Posted May 01, 2007 07:35 pm CDT
Law schools are all about diversity these days, yet when it comes to reading about the law school experience, all the authors seem to be white guys from Harvard. Like Scott Turow, author of the classic One L, and Richard D. Kahlenberg, who wrote Broken Contract.
Enter Martha Kimes, a Phoenix-based former big firm litigator whose forthcoming memoir chronicles her experience at the none-too-shabby Columbia Law School in New York City.
Ivy Briefs: True Tales of a Neurotic Law Student (Atria/Simon & Schuster; May 15, $23) follows Kimes’ journey from LSAT to new associate a journey that’s sometimes snarky, always emotional and ultimately enjoyable.

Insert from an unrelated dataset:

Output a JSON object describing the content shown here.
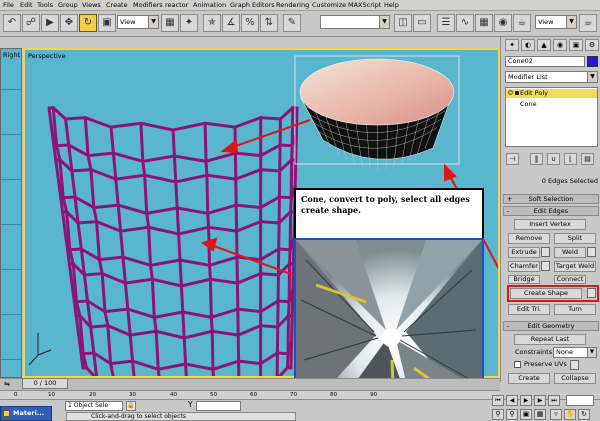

Kimes was inspired to write Ivy Briefs after posting a few recollections about her Columbia days to her blog, the Random Muse. She received a number of lively comments, and she started to think she was on to something.
Her first research trip was to the garage. “I dug through boxes filled with my outlines and the blue books that I had scribbled in, and my heart was racing just looking at it all,” she recalls. “It’s funny, but just looking through your civil procedure outline, you instantly remember the names of cases and things you wish you could forget.”
Kimes hopes that her book will have universal appeal, but anyone familiar with International Shoe v. Washington will definitely appreciate the humor, the anguish and the seemingly universal cast of characters, like the Gunner, the Show Off, the Self Righteous Do Gooder and, of course, the Sadistic Professor.
There’s even a take away message for aspiring lawyers, Kimes says–that it is possible to get through law school and stay “somewhat sane.” But, she adds, “You have to work at it.”